The Nuovolone triple harp has been raised to new life through my reconstructions and its richly colourful sound is highly praised by harpists and international early music ensembles. It is the preferred instrument for performances of Baroque operas at large music festivals such as the Salzburger Festspiele, Utrecht Early Music Festival, Boston Early Music Festival and the Glyndebourne Opera Festival.
I shall be pleased to plan and make your own individual Nuovolone harp. This way you can be sure of a highly artistic, hand-crafted and unique instrument.

: Maple
Height: 194 cm
Weight: 10 kg
Strings: 88 in gut
Range: G' - e‘

Zampieri Harp

Domenico Zampieri lived in Italy from 1581-1641 and was a well-known painter and instrument maker. It is this fact that leads us to assume that his depictions of harps are authentic and can be viewed as a well-founded source of information for reconstructing historical harps. His painting of King David playing the harp can be seen in Versailles Palace: Close study of this instrument revealed that it is a medium-sized triple harp with a range of C - d'''. The harp does not belong to the group of later, larger instruments with a string range from G' in the bass to e''' in the descant. My reconstruction makes use of all the information revealed in the painting, and the result is an instrument with the typical bright tone of the period around 1600 when this harp was originally built.


Wood: Maple
Height: 168 cm
Weight: 8.5 kg
Strings: 88 in gut
Range: C - d‘‘‘


French chromatic harp

The French painter P. Mignard produced an illustration of this small double-strung harp around 1691: The detail and precision are testimony to the actual existence of this instrument at that time.

I make this harp with its acanthus leaf decoration and the small torso at the head of the pillar, reproducing this Baroque jewel. And, as shown in the painting, the harp can also be supplied with a sling with which to carry it while playing.

Wood: Maple
Height: 143 cm
Strings: 76 in gut
Range: C' - c'''
Weight: 4.5 kg

German chromatic Harp

This harp is a lesser known model of a double-strung chromatic harp, which has its origins in the German-speaking areas of Europe around 1700. In my research I have re-discovered more than ten harps based on the same principles of construction, with bray pins and some with elaborate baroque carving. Literary sources from the first half of the 18th century refer to this model as the “Davidsharffe” (King David’s harp). It was the harp played by Petrini, who was the harpist at the court of Frederick the Great.
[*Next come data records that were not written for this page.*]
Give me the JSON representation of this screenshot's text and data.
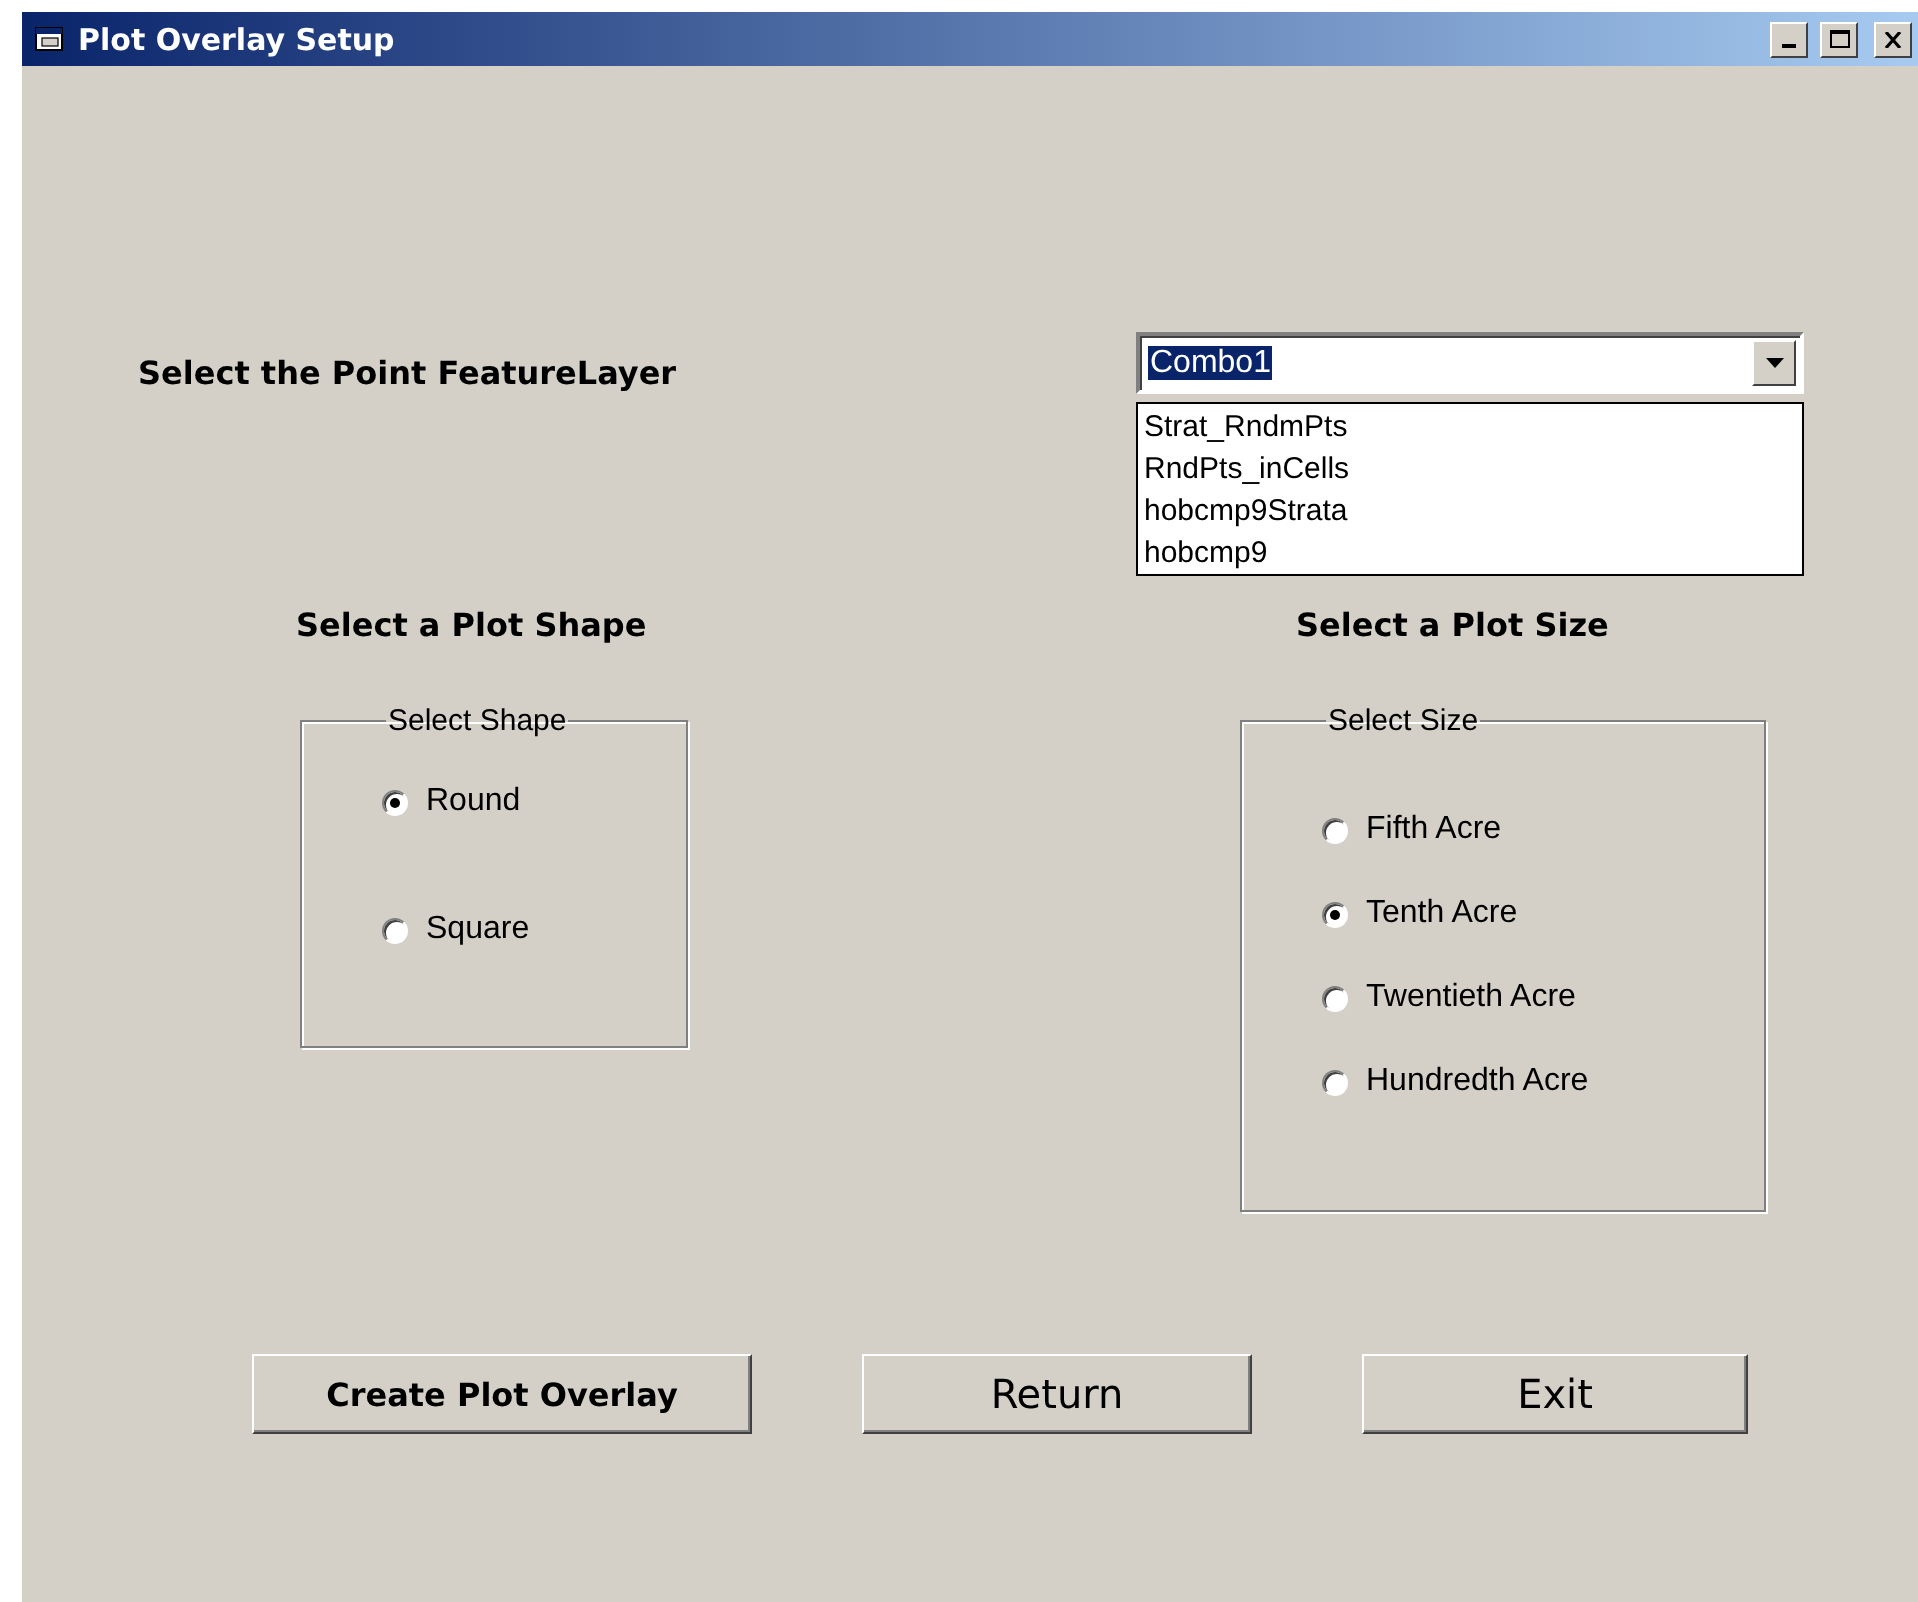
{
  "window": {
    "title": "Plot Overlay Setup"
  },
  "feature_layer": {
    "label": "Select the Point FeatureLayer",
    "combo": {
      "value": "Combo1",
      "options": [
        {
          "label": "Strat_RndmPts",
          "selected": false
        },
        {
          "label": "RndPts_inCells",
          "selected": false
        },
        {
          "label": "hobcmp9Strata",
          "selected": false
        },
        {
          "label": "hobcmp9",
          "selected": false
        }
      ]
    }
  },
  "shape": {
    "heading": "Select a Plot Shape",
    "frame_title": "Select Shape",
    "options": [
      {
        "label": "Round",
        "selected": true
      },
      {
        "label": "Square",
        "selected": false
      }
    ]
  },
  "size": {
    "heading": "Select a Plot Size",
    "frame_title": "Select Size",
    "options": [
      {
        "label": "Fifth Acre",
        "selected": false
      },
      {
        "label": "Tenth Acre",
        "selected": true
      },
      {
        "label": "Twentieth Acre",
        "selected": false
      },
      {
        "label": "Hundredth Acre",
        "selected": false
      }
    ]
  },
  "buttons": [
    "Create Plot Overlay",
    "Return",
    "Exit"
  ]
}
The early Germany operas and cantatas written by well known German baroque composers as well as dance music were played on this instrument. When played with bray pins it can even hold its own in a full baroque orchestra.

German harp from Sondershausen/ Thuringia dated around 1700
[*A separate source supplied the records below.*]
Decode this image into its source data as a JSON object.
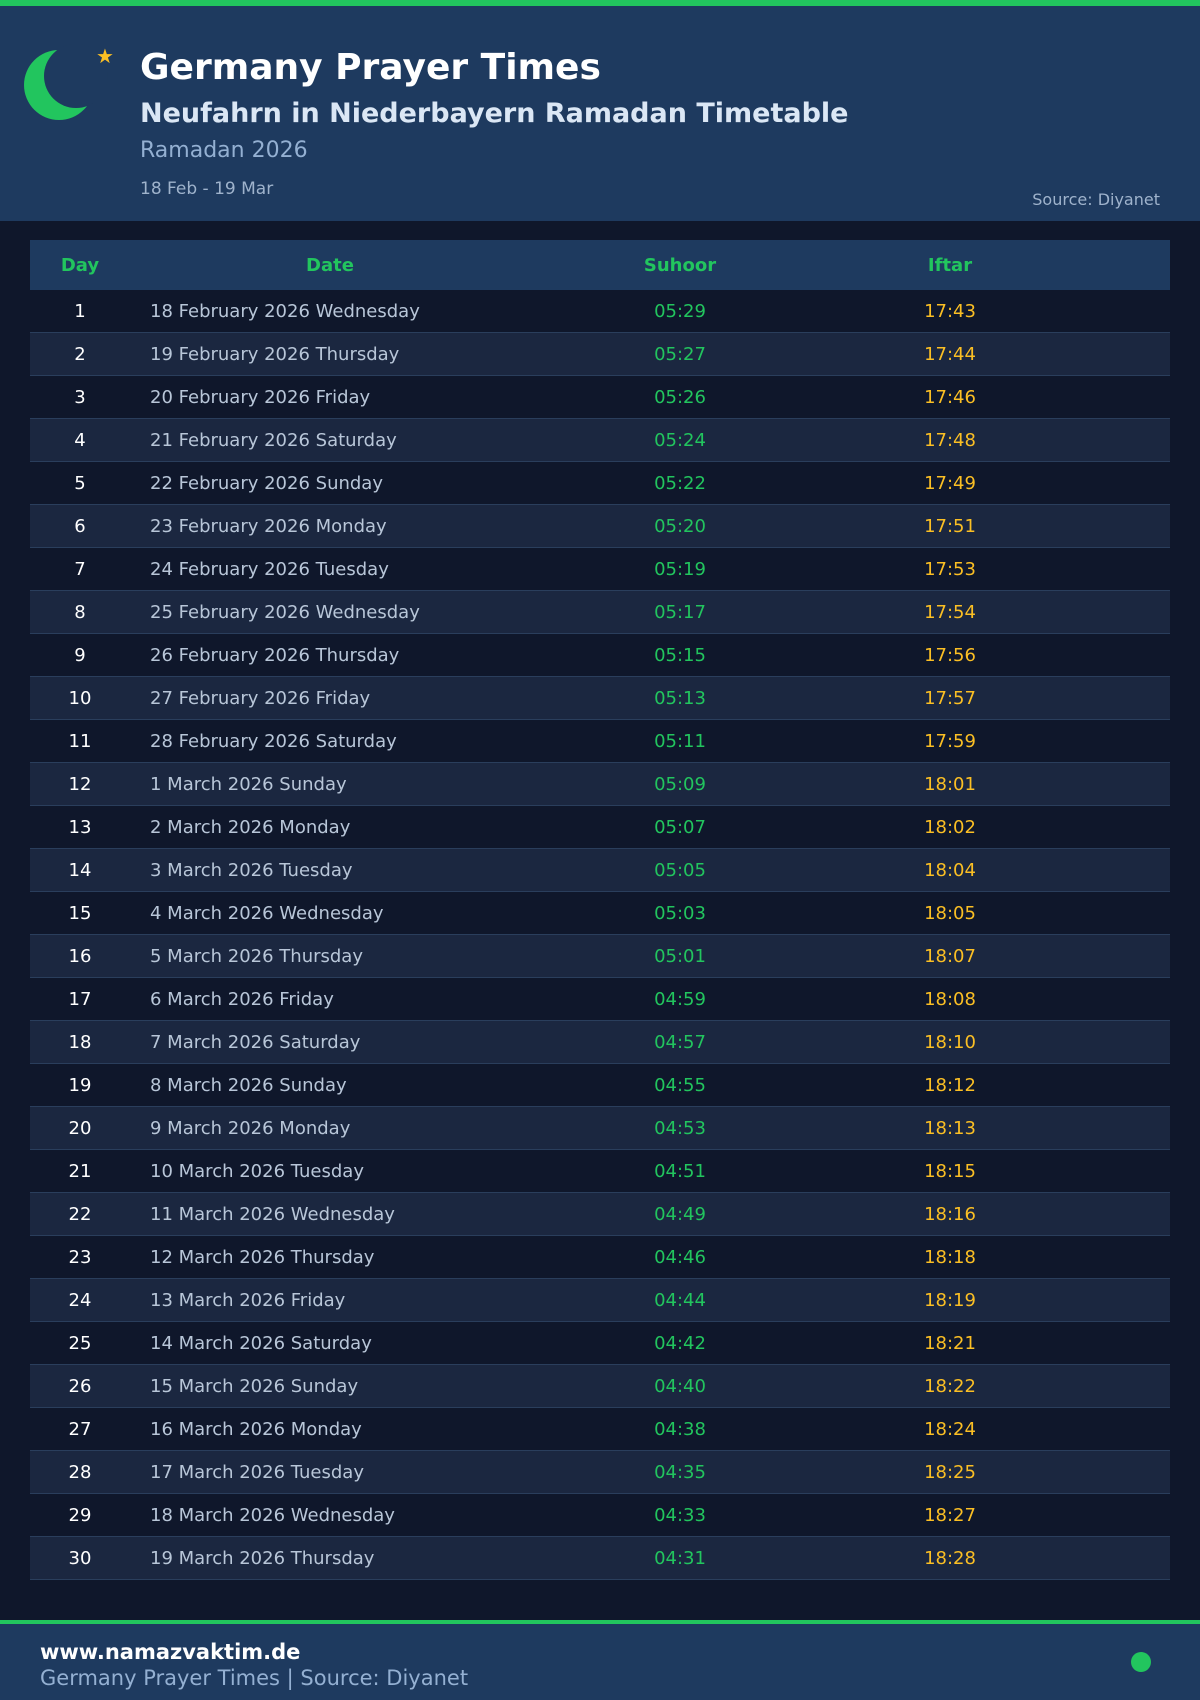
{
  "header": {
    "title": "Germany Prayer Times",
    "subtitle": "Neufahrn in Niederbayern Ramadan Timetable",
    "period": "Ramadan 2026",
    "range": "18 Feb - 19 Mar",
    "source": "Source: Diyanet",
    "icon": "crescent-moon-icon",
    "star_icon": "star-icon"
  },
  "table": {
    "columns": [
      "Day",
      "Date",
      "Suhoor",
      "Iftar"
    ],
    "rows": [
      {
        "day": "1",
        "date": "18 February 2026 Wednesday",
        "suhoor": "05:29",
        "iftar": "17:43"
      },
      {
        "day": "2",
        "date": "19 February 2026 Thursday",
        "suhoor": "05:27",
        "iftar": "17:44"
      },
      {
        "day": "3",
        "date": "20 February 2026 Friday",
        "suhoor": "05:26",
        "iftar": "17:46"
      },
      {
        "day": "4",
        "date": "21 February 2026 Saturday",
        "suhoor": "05:24",
        "iftar": "17:48"
      },
      {
        "day": "5",
        "date": "22 February 2026 Sunday",
        "suhoor": "05:22",
        "iftar": "17:49"
      },
      {
        "day": "6",
        "date": "23 February 2026 Monday",
        "suhoor": "05:20",
        "iftar": "17:51"
      },
      {
        "day": "7",
        "date": "24 February 2026 Tuesday",
        "suhoor": "05:19",
        "iftar": "17:53"
      },
      {
        "day": "8",
        "date": "25 February 2026 Wednesday",
        "suhoor": "05:17",
        "iftar": "17:54"
      },
      {
        "day": "9",
        "date": "26 February 2026 Thursday",
        "suhoor": "05:15",
        "iftar": "17:56"
      },
      {
        "day": "10",
        "date": "27 February 2026 Friday",
        "suhoor": "05:13",
        "iftar": "17:57"
      },
      {
        "day": "11",
        "date": "28 February 2026 Saturday",
        "suhoor": "05:11",
        "iftar": "17:59"
      },
      {
        "day": "12",
        "date": "1 March 2026 Sunday",
        "suhoor": "05:09",
        "iftar": "18:01"
      },
      {
        "day": "13",
        "date": "2 March 2026 Monday",
        "suhoor": "05:07",
        "iftar": "18:02"
      },
      {
        "day": "14",
        "date": "3 March 2026 Tuesday",
        "suhoor": "05:05",
        "iftar": "18:04"
      },
      {
        "day": "15",
        "date": "4 March 2026 Wednesday",
        "suhoor": "05:03",
        "iftar": "18:05"
      },
      {
        "day": "16",
        "date": "5 March 2026 Thursday",
        "suhoor": "05:01",
        "iftar": "18:07"
      },
      {
        "day": "17",
        "date": "6 March 2026 Friday",
        "suhoor": "04:59",
        "iftar": "18:08"
      },
      {
        "day": "18",
        "date": "7 March 2026 Saturday",
        "suhoor": "04:57",
        "iftar": "18:10"
      },
      {
        "day": "19",
        "date": "8 March 2026 Sunday",
        "suhoor": "04:55",
        "iftar": "18:12"
      },
      {
        "day": "20",
        "date": "9 March 2026 Monday",
        "suhoor": "04:53",
        "iftar": "18:13"
      },
      {
        "day": "21",
        "date": "10 March 2026 Tuesday",
        "suhoor": "04:51",
        "iftar": "18:15"
      },
      {
        "day": "22",
        "date": "11 March 2026 Wednesday",
        "suhoor": "04:49",
        "iftar": "18:16"
      },
      {
        "day": "23",
        "date": "12 March 2026 Thursday",
        "suhoor": "04:46",
        "iftar": "18:18"
      },
      {
        "day": "24",
        "date": "13 March 2026 Friday",
        "suhoor": "04:44",
        "iftar": "18:19"
      },
      {
        "day": "25",
        "date": "14 March 2026 Saturday",
        "suhoor": "04:42",
        "iftar": "18:21"
      },
      {
        "day": "26",
        "date": "15 March 2026 Sunday",
        "suhoor": "04:40",
        "iftar": "18:22"
      },
      {
        "day": "27",
        "date": "16 March 2026 Monday",
        "suhoor": "04:38",
        "iftar": "18:24"
      },
      {
        "day": "28",
        "date": "17 March 2026 Tuesday",
        "suhoor": "04:35",
        "iftar": "18:25"
      },
      {
        "day": "29",
        "date": "18 March 2026 Wednesday",
        "suhoor": "04:33",
        "iftar": "18:27"
      },
      {
        "day": "30",
        "date": "19 March 2026 Thursday",
        "suhoor": "04:31",
        "iftar": "18:28"
      }
    ]
  },
  "footer": {
    "url": "www.namazvaktim.de",
    "text": "Germany Prayer Times | Source: Diyanet",
    "dot_icon": "status-dot-icon"
  },
  "colors": {
    "accent": "#22c55e",
    "iftar": "#fbbf24",
    "header_bg": "#1e3a5f",
    "page_bg": "#0f172b",
    "row_alt_bg": "#1b2740"
  }
}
Unsigned chromatic harp, preserved in the Castle Museum in Sondershausen
Neck, column and body with elaborate carving.
Five pairs of sound-holes; Bray pins.
Maple, shellac varnish.
Range G’- e’’’
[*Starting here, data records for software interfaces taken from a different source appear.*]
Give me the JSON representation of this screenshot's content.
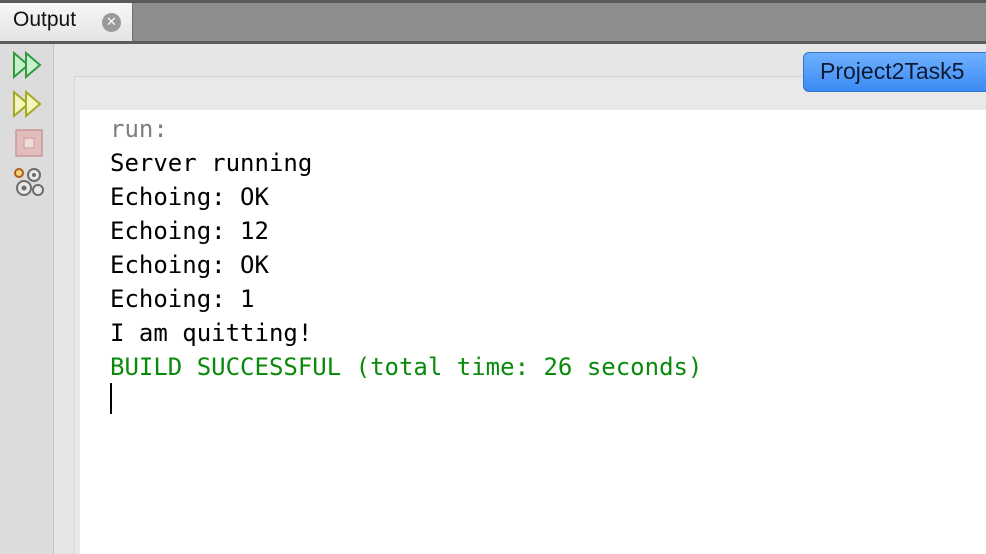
{
  "tab": {
    "label": "Output"
  },
  "project_tab": {
    "label": "Project2Task5"
  },
  "toolbar": {
    "items": [
      {
        "name": "rerun-icon",
        "color": "#39b54a"
      },
      {
        "name": "rerun-with-args-icon",
        "color": "#c7c93a"
      },
      {
        "name": "stop-icon",
        "color": "#d9a5a5"
      },
      {
        "name": "settings-icon",
        "color": "#8a8a8a"
      }
    ]
  },
  "console": {
    "lines": [
      {
        "text": "run:",
        "color": "#7f7f7f"
      },
      {
        "text": "Server running",
        "color": "#000000"
      },
      {
        "text": "Echoing: OK",
        "color": "#000000"
      },
      {
        "text": "Echoing: 12",
        "color": "#000000"
      },
      {
        "text": "Echoing: OK",
        "color": "#000000"
      },
      {
        "text": "Echoing: 1",
        "color": "#000000"
      },
      {
        "text": "I am quitting!",
        "color": "#000000"
      },
      {
        "text": "BUILD SUCCESSFUL (total time: 26 seconds)",
        "color": "#0a8a0a"
      }
    ]
  }
}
German chromatic harp signed: Johann Volckmann Rabe, Northausen Anno 1740

Original preserved in the Museum of Musical Instruments in Copenhagen.

Plain, rectangular body with three pairs of sound-holes and bray pins.
Neck and column with elaborate painted marble-effect and carved bust of King David, Apollo or Saint Cecilia, each based on surviving original instruments.
Range G’-d’’’/e’’’

German chromatic harp, simpler version

Dimensions according to a harp made by the son of Johann Volckmann Rabe, around 1755.
Rectangular body, bray pins, black painted frame.
Range G – d’’’